[Opening Input data section]
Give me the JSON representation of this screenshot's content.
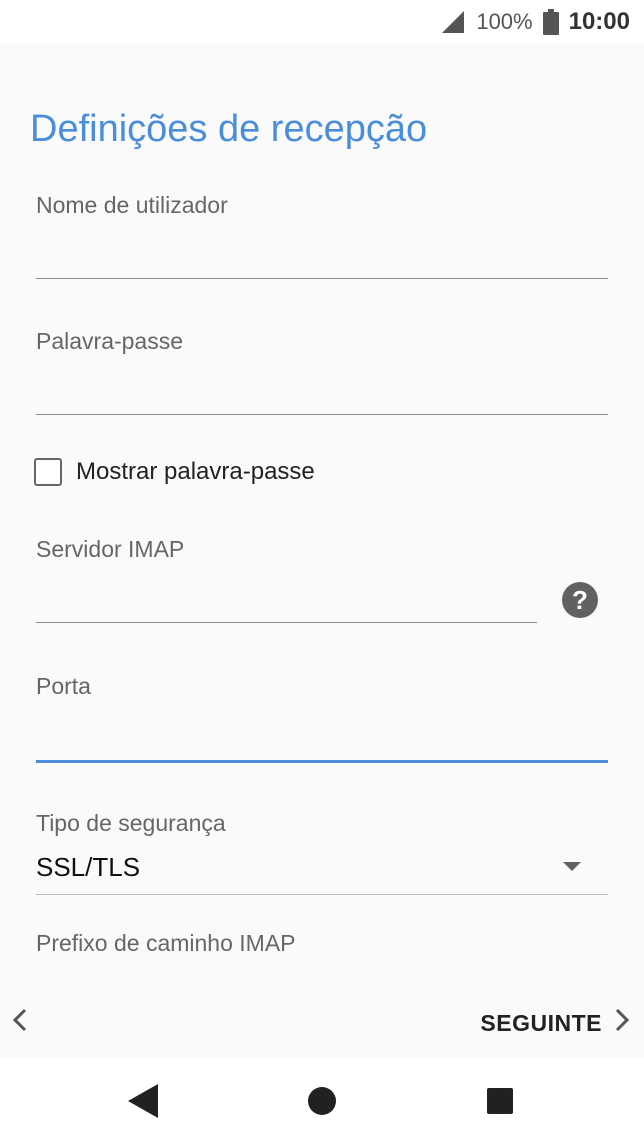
{
  "status_bar": {
    "battery_percent": "100%",
    "time": "10:00"
  },
  "page": {
    "title": "Definições de recepção"
  },
  "form": {
    "username": {
      "label": "Nome de utilizador",
      "value": ""
    },
    "password": {
      "label": "Palavra-passe",
      "value": ""
    },
    "show_password": {
      "label": "Mostrar palavra-passe",
      "checked": false
    },
    "imap_server": {
      "label": "Servidor IMAP",
      "value": ""
    },
    "port": {
      "label": "Porta",
      "value": ""
    },
    "security_type": {
      "label": "Tipo de segurança",
      "value": "SSL/TLS"
    },
    "imap_path_prefix": {
      "label": "Prefixo de caminho IMAP"
    }
  },
  "footer": {
    "next_label": "SEGUINTE"
  },
  "colors": {
    "accent": "#4a8ddb",
    "background": "#fafafa"
  },
  "icons": {
    "signal": "signal-icon",
    "battery": "battery-icon",
    "help": "help-icon",
    "dropdown": "dropdown-arrow-icon",
    "back": "chevron-left-icon",
    "next": "chevron-right-icon"
  }
}
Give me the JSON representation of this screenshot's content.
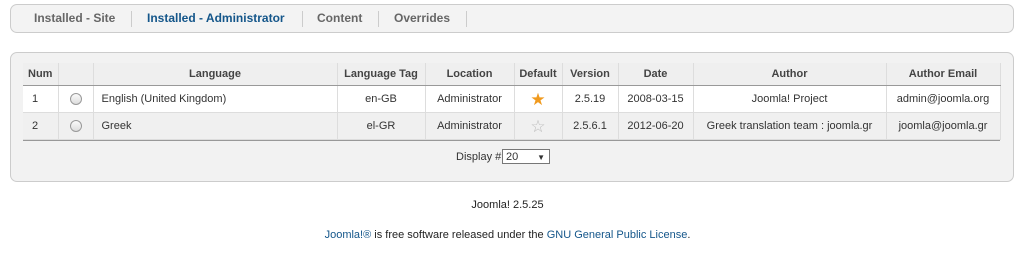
{
  "tabs": [
    {
      "label": "Installed - Site",
      "active": false
    },
    {
      "label": "Installed - Administrator",
      "active": true
    },
    {
      "label": "Content",
      "active": false
    },
    {
      "label": "Overrides",
      "active": false
    }
  ],
  "table": {
    "headers": [
      "Num",
      "",
      "Language",
      "Language Tag",
      "Location",
      "Default",
      "Version",
      "Date",
      "Author",
      "Author Email"
    ],
    "rows": [
      {
        "num": "1",
        "language": "English (United Kingdom)",
        "tag": "en-GB",
        "location": "Administrator",
        "default": true,
        "version": "2.5.19",
        "date": "2008-03-15",
        "author": "Joomla! Project",
        "email": "admin@joomla.org"
      },
      {
        "num": "2",
        "language": "Greek",
        "tag": "el-GR",
        "location": "Administrator",
        "default": false,
        "version": "2.5.6.1",
        "date": "2012-06-20",
        "author": "Greek translation team : joomla.gr",
        "email": "joomla@joomla.gr"
      }
    ]
  },
  "pagination": {
    "label": "Display #",
    "value": "20"
  },
  "footer": {
    "version": "Joomla! 2.5.25",
    "joomla_link": "Joomla!®",
    "license_text": " is free software released under the ",
    "license_link": "GNU General Public License",
    "end": "."
  },
  "colors": {
    "link": "#14568a",
    "star_default": "#f09a1e",
    "star_off": "#bbbbbb"
  }
}
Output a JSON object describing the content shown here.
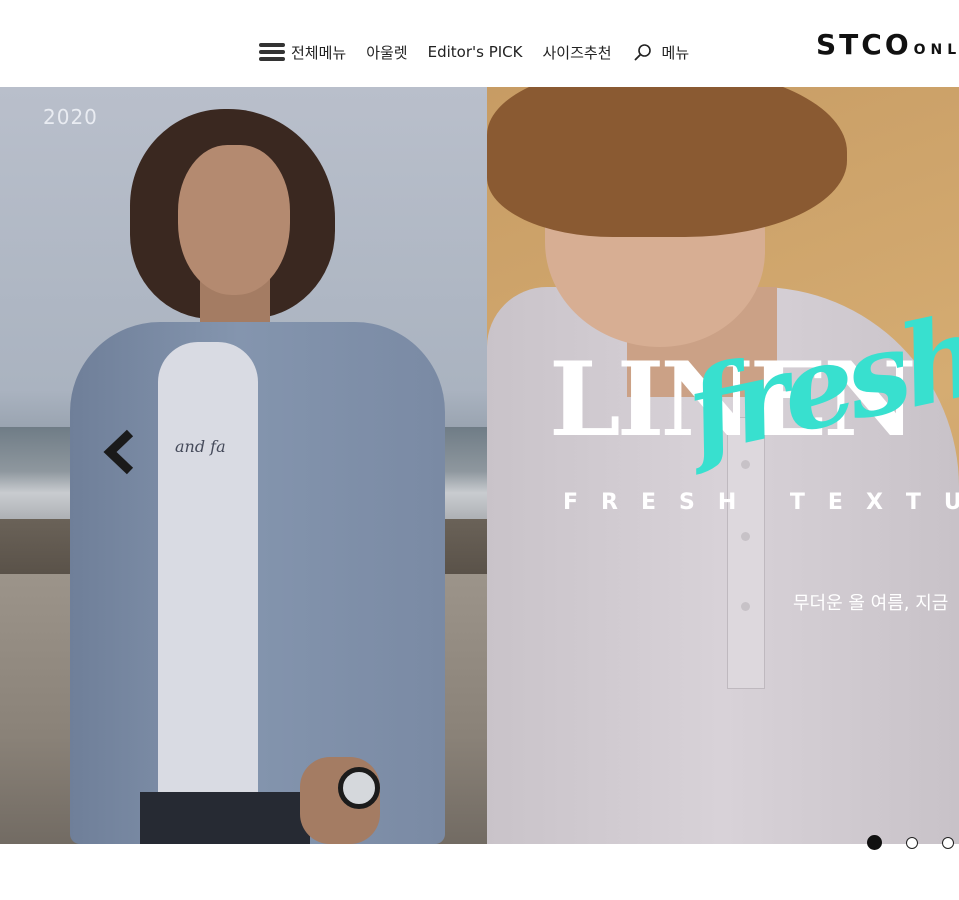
{
  "header": {
    "nav": {
      "all_menu": "전체메뉴",
      "outlet": "아울렛",
      "editors_pick": "Editor's PICK",
      "size_recommend": "사이즈추천",
      "menu": "메뉴"
    },
    "logo": {
      "main": "STCO",
      "sub": "ONL"
    }
  },
  "hero": {
    "left_slide": {
      "year": "2020",
      "tee_script": "and fa"
    },
    "right_slide": {
      "title": "LINEN",
      "script": "fresh",
      "tagline": "FRESH TEXTUR",
      "subcopy": "무더운 올 여름, 지금"
    },
    "prev_icon": "chevron-left-icon",
    "pagination": {
      "count": 3,
      "active_index": 0
    }
  },
  "colors": {
    "accent_script": "#38e0cf",
    "overlay_text": "#ffffff",
    "header_text": "#222222"
  }
}
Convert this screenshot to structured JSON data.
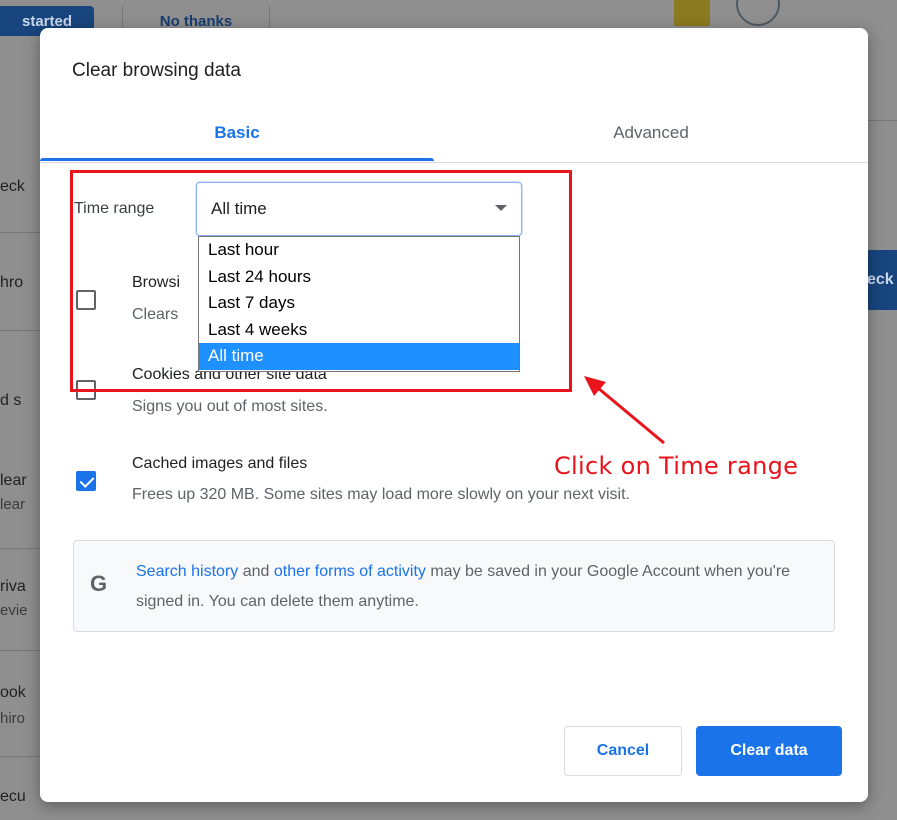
{
  "background": {
    "get_started_label": "started",
    "no_thanks_label": "No thanks",
    "right_fragment": "eck",
    "left_fragments": [
      "eck",
      "hro",
      "d s",
      "lear",
      "lear",
      "riva",
      "evie",
      "ook",
      "hiro",
      "ecu"
    ]
  },
  "dialog": {
    "title": "Clear browsing data",
    "tabs": [
      {
        "label": "Basic",
        "active": true
      },
      {
        "label": "Advanced",
        "active": false
      }
    ],
    "time_range": {
      "label": "Time range",
      "selected": "All time",
      "options": [
        "Last hour",
        "Last 24 hours",
        "Last 7 days",
        "Last 4 weeks",
        "All time"
      ]
    },
    "items": [
      {
        "title": "Browsi",
        "subtitle": "Clears",
        "checked": false
      },
      {
        "title": "Cookies and other site data",
        "subtitle": "Signs you out of most sites.",
        "checked": false
      },
      {
        "title": "Cached images and files",
        "subtitle": "Frees up 320 MB. Some sites may load more slowly on your next visit.",
        "checked": true
      }
    ],
    "info": {
      "icon": "G",
      "link1": "Search history",
      "text1": " and ",
      "link2": "other forms of activity",
      "text2": " may be saved in your Google Account when you're signed in. You can delete them anytime."
    },
    "buttons": {
      "cancel": "Cancel",
      "clear": "Clear data"
    }
  },
  "annotation": {
    "text": "Click on Time range",
    "color": "#e8131b"
  },
  "colors": {
    "accent": "#1a73e8",
    "selected_option": "#1e90ff"
  }
}
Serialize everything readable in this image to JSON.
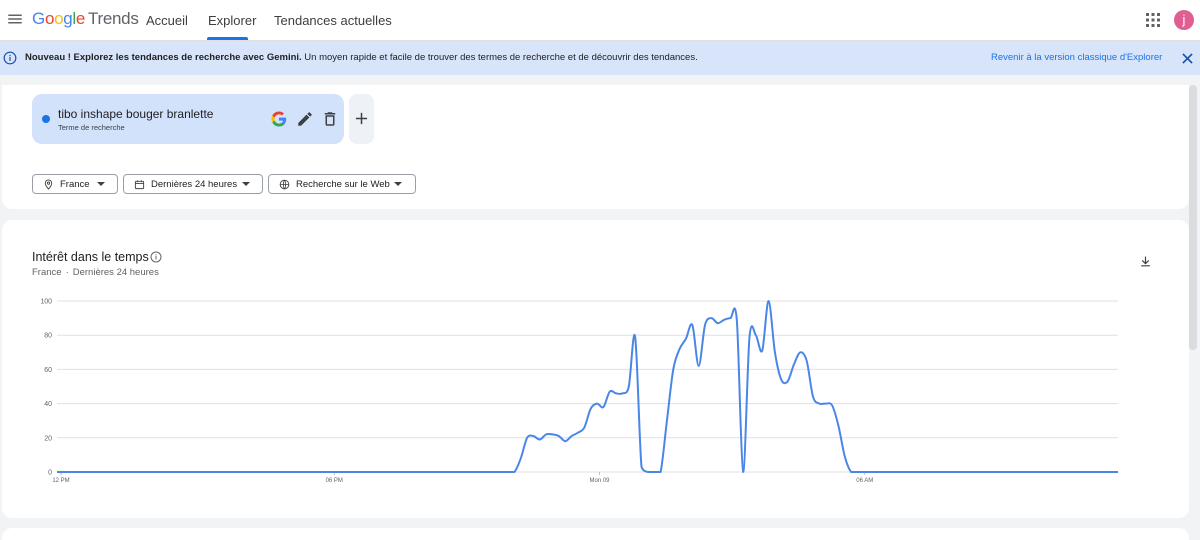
{
  "header": {
    "logo_google": "Google",
    "logo_trends": "Trends",
    "nav": [
      {
        "label": "Accueil"
      },
      {
        "label": "Explorer"
      },
      {
        "label": "Tendances actuelles"
      }
    ],
    "avatar_letter": "j"
  },
  "banner": {
    "bold_text": "Nouveau ! Explorez les tendances de recherche avec Gemini.",
    "text": " Un moyen rapide et facile de trouver des termes de recherche et de découvrir des tendances.",
    "link": "Revenir à la version classique d'Explorer"
  },
  "term": {
    "name": "tibo inshape bouger branlette",
    "subtitle": "Terme de recherche",
    "color": "#1a73e8"
  },
  "filters": {
    "region": "France",
    "period": "Dernières 24 heures",
    "type": "Recherche sur le Web"
  },
  "chart_card": {
    "title": "Intérêt dans le temps",
    "sub_region": "France",
    "sub_sep": "·",
    "sub_period": "Dernières 24 heures"
  },
  "chart_data": {
    "type": "line",
    "title": "Intérêt dans le temps",
    "ylim": [
      0,
      100
    ],
    "yticks": [
      "0",
      "20",
      "40",
      "60",
      "80",
      "100"
    ],
    "xtick_labels": [
      {
        "label": "12 PM",
        "at": 0
      },
      {
        "label": "06 PM",
        "at": 0.25
      },
      {
        "label": "Mon 09",
        "at": 0.5
      },
      {
        "label": "06 AM",
        "at": 0.75
      }
    ],
    "grid": true,
    "series": [
      {
        "color": "#4a86e8",
        "values": [
          0,
          0,
          0,
          0,
          0,
          0,
          0,
          0,
          0,
          0,
          0,
          0,
          0,
          0,
          0,
          0,
          0,
          0,
          0,
          0,
          0,
          0,
          0,
          0,
          0,
          0,
          0,
          0,
          0,
          0,
          0,
          0,
          0,
          0,
          0,
          0,
          0,
          0,
          0,
          0,
          0,
          0,
          0,
          0,
          0,
          0,
          0,
          0,
          0,
          0,
          0,
          0,
          0,
          0,
          0,
          0,
          0,
          0,
          0,
          0,
          0,
          0,
          0,
          0,
          0,
          0,
          0,
          0,
          0,
          0,
          0,
          0,
          0,
          8,
          20,
          21,
          19,
          22,
          22,
          21,
          18,
          21,
          23,
          26,
          37,
          40,
          38,
          47,
          46,
          46,
          50,
          79,
          3,
          0,
          0,
          0,
          30,
          60,
          72,
          78,
          86,
          62,
          86,
          90,
          87,
          89,
          90,
          89,
          0,
          79,
          80,
          71,
          100,
          70,
          54,
          53,
          63,
          70,
          65,
          44,
          40,
          40,
          39,
          27,
          9,
          0,
          0,
          0,
          0,
          0,
          0,
          0,
          0,
          0,
          0,
          0,
          0,
          0,
          0,
          0,
          0,
          0,
          0,
          0,
          0,
          0,
          0,
          0,
          0,
          0,
          0,
          0,
          0,
          0,
          0,
          0,
          0,
          0,
          0,
          0,
          0,
          0,
          0,
          0,
          0,
          0,
          0,
          0
        ]
      }
    ]
  }
}
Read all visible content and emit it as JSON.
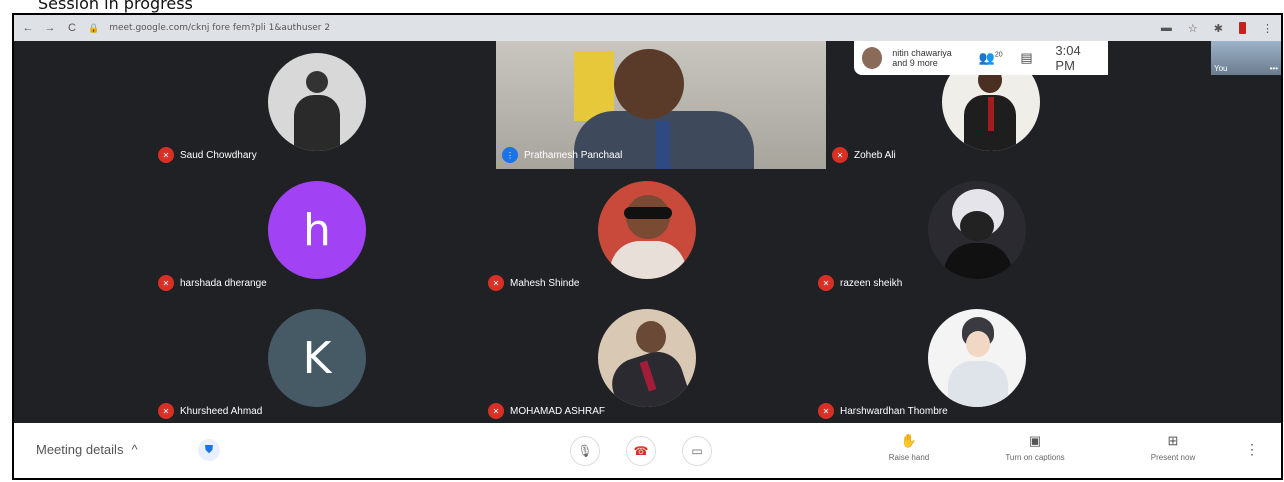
{
  "caption": "Session in progress",
  "browser": {
    "back": "←",
    "forward": "→",
    "reload": "C",
    "url": "meet.google.com/cknj fore fem?pli 1&authuser 2",
    "toolbar_icons": [
      "☆",
      "✱",
      "⋮"
    ]
  },
  "top_panel": {
    "participants_text_line1": "nitin chawariya",
    "participants_text_line2": "and 9 more",
    "people_count": "20",
    "time": "3:04 PM",
    "self_label": "You"
  },
  "presenter": {
    "name": "Prathamesh Panchaal"
  },
  "participants": [
    {
      "name": "Saud Chowdhary",
      "avatar": "photo",
      "photo_color": "#d8d8d8"
    },
    {
      "name": "Zoheb Ali",
      "avatar": "photo",
      "photo_color": "#6b2a2a"
    },
    {
      "name": "harshada dherange",
      "avatar": "letter",
      "letter": "h",
      "color": "#a142f4"
    },
    {
      "name": "Mahesh Shinde",
      "avatar": "photo",
      "photo_color": "#c94a3a"
    },
    {
      "name": "razeen sheikh",
      "avatar": "photo",
      "photo_color": "#4a4a52"
    },
    {
      "name": "Khursheed Ahmad",
      "avatar": "letter",
      "letter": "K",
      "color": "#455a64"
    },
    {
      "name": "MOHAMAD ASHRAF",
      "avatar": "photo",
      "photo_color": "#b89a80"
    },
    {
      "name": "Harshwardhan Thombre",
      "avatar": "photo",
      "photo_color": "#e8e8e8"
    }
  ],
  "bottom": {
    "meeting_details": "Meeting details",
    "chevron": "^",
    "raise_hand": "Raise hand",
    "captions": "Turn on captions",
    "present": "Present now"
  }
}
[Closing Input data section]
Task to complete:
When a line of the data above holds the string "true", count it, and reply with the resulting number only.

Task result:
5